On September 7, 1940, the first Nazi bombs fell. Before the war was over, Luftwaffe bombs had killed more than 20,000 people and destroyed one million homes in London.
Fifteen months later — on December 7, 1941 — Imperial Japan attacked the US Naval base at Pearl Harbor. Nearly 2500 service members lost their lives in that attack.
With the world at war, Winston Churchill spent Christmas 1941 in Washington, D.C.
In the remarks that follow, we see that the best leaders are those who feel deepest. The ones who lead us through the darkness, the cycles of life, with clarity and purpose. Let us remind ourselves of that time-tested truth as we close out 2017.
Churchill’s speech on Christmas Eve 1941:
I spend this anniversary and festival far from my country, far from my family, and yet I cannot truthfully say that I feel far from home. Whether it be by the ties of blood on my mother’s side, or the friendships I have developed here over many years of active life, or the commanding sentiment of comradeship in the common cause of great peoples who speak the same language, who kneel at the same altars and, to a very large extent, pursue the same ideals, whichever it may be, or all of them together, I cannot feel myself a stranger here in the centre and at the summit of the United States. I feel a sense of unity and fraternal association which, added to the kindliness of your welcome, convinces me that I have a right to sit at your fireside and share your Christmas joys.
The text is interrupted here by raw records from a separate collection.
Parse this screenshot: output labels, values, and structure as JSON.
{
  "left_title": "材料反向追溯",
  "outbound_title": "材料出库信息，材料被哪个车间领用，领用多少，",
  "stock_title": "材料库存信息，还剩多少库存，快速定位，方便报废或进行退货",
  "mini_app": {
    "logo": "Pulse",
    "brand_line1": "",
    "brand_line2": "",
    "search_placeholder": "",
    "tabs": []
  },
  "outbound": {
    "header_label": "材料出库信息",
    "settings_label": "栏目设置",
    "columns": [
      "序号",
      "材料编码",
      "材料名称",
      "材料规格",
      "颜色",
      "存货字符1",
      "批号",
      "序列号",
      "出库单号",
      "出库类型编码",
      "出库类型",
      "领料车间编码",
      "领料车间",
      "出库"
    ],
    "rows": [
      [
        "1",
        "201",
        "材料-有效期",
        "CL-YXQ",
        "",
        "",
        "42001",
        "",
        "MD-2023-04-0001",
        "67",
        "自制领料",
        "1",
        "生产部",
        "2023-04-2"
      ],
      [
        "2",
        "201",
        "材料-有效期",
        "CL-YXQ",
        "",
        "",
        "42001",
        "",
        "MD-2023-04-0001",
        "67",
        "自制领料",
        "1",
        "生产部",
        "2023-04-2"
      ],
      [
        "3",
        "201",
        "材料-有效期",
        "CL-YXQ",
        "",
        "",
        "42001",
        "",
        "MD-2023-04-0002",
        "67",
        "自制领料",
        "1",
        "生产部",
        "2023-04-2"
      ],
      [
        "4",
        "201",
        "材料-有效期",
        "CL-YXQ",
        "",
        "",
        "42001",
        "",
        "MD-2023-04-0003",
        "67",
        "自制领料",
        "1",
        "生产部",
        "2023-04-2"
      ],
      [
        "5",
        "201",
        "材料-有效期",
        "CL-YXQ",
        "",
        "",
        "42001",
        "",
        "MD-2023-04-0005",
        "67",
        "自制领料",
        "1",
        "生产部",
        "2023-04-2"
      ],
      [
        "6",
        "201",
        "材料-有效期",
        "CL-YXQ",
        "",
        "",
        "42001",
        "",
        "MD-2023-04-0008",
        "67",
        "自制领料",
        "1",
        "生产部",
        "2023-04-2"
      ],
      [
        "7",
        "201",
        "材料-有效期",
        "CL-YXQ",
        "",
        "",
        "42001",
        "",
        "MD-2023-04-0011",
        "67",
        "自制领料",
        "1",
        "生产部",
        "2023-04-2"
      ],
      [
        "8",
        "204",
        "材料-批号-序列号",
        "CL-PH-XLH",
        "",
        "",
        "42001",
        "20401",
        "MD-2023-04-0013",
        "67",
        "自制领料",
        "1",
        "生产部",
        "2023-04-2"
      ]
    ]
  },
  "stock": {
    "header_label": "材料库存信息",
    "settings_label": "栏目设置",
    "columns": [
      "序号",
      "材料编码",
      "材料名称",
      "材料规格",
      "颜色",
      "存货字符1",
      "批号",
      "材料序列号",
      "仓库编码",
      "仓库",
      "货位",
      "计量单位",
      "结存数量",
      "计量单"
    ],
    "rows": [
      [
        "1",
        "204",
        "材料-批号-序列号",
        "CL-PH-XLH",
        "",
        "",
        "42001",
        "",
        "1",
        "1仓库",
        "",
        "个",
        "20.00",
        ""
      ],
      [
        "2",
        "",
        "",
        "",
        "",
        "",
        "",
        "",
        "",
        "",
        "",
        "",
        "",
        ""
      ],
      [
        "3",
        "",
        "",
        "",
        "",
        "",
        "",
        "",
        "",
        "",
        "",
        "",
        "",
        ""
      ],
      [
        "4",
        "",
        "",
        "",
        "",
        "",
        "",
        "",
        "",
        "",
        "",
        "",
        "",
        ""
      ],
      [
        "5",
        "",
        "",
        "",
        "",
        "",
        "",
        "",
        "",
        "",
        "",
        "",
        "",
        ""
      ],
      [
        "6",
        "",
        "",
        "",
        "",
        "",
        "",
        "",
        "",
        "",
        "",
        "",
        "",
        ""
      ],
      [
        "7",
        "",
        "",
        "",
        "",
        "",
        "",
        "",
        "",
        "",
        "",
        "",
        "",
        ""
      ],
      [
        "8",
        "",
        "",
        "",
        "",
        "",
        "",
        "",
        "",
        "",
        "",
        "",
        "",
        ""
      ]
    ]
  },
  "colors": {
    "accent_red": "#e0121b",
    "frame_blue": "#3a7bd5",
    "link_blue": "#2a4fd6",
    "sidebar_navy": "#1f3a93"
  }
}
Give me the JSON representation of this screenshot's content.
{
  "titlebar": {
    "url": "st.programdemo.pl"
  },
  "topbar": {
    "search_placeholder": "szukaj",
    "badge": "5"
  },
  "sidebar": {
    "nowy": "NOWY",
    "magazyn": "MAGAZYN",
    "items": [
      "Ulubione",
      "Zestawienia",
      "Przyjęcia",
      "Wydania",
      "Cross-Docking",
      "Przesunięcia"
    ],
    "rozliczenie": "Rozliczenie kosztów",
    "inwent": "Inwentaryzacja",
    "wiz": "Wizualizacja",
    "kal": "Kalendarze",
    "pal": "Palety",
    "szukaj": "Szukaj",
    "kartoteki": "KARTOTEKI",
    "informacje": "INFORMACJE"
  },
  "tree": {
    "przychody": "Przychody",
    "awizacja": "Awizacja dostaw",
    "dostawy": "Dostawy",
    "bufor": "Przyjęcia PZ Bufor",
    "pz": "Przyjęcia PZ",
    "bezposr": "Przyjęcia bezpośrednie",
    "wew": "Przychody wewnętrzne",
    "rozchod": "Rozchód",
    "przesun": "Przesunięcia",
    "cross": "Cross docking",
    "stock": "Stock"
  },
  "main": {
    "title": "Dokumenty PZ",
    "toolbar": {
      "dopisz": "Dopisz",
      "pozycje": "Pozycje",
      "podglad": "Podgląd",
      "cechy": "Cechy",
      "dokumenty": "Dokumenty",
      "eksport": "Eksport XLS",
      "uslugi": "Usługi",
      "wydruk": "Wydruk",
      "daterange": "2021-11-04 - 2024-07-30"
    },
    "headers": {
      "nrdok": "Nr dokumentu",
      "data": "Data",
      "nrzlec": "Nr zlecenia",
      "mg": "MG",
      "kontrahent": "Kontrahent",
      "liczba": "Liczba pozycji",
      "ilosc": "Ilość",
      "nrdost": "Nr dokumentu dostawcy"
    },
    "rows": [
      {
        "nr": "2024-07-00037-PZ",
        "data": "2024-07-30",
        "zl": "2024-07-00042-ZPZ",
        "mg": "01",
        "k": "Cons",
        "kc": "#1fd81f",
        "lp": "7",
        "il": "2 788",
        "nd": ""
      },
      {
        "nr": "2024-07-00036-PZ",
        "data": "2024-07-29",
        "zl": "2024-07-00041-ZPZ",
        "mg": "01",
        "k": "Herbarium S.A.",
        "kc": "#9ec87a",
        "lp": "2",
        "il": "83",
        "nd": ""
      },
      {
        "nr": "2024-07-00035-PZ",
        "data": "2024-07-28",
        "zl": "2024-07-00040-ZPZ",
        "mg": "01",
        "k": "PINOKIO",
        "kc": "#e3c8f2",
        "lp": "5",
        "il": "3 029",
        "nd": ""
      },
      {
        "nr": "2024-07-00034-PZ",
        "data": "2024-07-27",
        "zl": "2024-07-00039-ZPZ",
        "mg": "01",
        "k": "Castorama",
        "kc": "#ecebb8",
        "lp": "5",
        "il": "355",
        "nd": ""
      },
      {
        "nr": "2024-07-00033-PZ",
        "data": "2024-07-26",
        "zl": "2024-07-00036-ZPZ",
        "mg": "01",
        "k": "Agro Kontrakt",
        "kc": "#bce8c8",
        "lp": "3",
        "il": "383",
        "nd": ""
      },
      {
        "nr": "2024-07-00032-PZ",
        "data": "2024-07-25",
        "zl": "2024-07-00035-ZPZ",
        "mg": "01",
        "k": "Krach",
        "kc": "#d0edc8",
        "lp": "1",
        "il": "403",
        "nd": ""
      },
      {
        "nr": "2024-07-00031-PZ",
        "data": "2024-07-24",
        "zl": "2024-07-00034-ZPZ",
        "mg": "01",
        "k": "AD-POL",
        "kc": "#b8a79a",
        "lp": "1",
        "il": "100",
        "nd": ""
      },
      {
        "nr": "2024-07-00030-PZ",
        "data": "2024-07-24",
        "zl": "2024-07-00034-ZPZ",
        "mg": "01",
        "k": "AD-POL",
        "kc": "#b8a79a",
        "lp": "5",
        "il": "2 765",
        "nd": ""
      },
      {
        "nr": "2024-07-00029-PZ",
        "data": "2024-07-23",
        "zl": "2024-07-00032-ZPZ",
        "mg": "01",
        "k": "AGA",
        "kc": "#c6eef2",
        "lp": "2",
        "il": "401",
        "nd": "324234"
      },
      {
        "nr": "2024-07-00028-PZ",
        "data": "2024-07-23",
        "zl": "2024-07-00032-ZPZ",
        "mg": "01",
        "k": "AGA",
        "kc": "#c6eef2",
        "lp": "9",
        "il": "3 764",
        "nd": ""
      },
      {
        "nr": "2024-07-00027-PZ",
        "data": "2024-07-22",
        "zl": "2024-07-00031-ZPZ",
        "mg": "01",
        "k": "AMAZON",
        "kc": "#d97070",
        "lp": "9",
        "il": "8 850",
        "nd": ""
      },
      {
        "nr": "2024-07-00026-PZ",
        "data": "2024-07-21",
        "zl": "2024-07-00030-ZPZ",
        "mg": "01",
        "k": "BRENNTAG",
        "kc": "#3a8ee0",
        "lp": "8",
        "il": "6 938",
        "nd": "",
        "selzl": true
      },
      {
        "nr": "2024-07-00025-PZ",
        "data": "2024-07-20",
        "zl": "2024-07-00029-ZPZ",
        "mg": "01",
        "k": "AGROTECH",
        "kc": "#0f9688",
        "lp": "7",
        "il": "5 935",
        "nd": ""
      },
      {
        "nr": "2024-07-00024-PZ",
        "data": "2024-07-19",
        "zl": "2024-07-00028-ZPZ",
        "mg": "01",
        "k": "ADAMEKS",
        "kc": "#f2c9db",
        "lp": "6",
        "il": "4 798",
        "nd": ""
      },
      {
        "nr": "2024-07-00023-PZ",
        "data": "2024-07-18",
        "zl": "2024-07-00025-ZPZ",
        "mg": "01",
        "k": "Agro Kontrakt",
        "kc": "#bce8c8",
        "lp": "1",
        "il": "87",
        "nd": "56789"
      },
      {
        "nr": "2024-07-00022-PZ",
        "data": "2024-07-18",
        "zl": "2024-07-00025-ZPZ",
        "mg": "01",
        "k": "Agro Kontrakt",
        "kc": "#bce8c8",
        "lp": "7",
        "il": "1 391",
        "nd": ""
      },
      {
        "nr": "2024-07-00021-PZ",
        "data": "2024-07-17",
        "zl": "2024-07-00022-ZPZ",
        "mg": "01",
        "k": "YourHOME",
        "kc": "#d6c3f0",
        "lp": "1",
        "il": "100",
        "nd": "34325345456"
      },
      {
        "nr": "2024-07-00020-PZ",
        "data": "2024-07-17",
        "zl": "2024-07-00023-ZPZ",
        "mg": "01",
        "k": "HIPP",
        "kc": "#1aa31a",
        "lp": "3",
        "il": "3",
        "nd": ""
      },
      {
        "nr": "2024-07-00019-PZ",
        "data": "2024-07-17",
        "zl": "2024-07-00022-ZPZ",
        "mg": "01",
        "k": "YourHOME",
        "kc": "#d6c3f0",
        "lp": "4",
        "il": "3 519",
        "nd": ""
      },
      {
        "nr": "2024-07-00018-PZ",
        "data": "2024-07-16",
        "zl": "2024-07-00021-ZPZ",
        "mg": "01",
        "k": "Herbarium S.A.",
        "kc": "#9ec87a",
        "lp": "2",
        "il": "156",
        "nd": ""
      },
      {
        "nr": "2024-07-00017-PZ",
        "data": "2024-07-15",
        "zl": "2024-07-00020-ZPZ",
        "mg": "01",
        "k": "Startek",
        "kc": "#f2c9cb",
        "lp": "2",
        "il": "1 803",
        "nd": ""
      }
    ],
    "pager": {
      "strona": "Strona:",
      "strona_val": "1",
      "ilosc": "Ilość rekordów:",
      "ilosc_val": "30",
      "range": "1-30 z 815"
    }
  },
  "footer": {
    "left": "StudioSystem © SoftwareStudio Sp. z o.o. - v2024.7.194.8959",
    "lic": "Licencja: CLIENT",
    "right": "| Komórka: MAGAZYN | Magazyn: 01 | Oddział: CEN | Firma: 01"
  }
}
This is a strange Christmas Eve. Almost the whole world is locked in deadly struggle, and, with the most terrible weapons which science can devise, the nations advance upon each other. Ill would it be for us this Christmastide if we were not sure that no greed for the land or wealth of any other people, no vulgar ambition, no morbid lust for material gain at the expense of others, had led us to the field. Here, in the midst of war, raging and roaring over all the lands and seas, creeping nearer to our hearts and homes, here, amid all the tumult, we have tonight the peace of the spirit in each cottage home and in every generous heart. Therefore we may cast aside for this night at least the cares and dangers which beset us, and make for the children an evening of happiness in a world of storm. Here, then, for one night only, each home throughout the English-speaking world should be a brightly-lighted island of happiness and peace.
Let the children have their night of fun and laughter. Let the gifts of Father Christmas delight their play. Let us grown-ups share to the full in their unstinted pleasures before we turn again to the stern task and the formidable years that lie before us, resolved that, by our sacrifice and daring, these same children shall not be robbed of their inheritance or denied their right to live in a free and decent world.
And so, in God’s mercy, a happy Christmas to you all.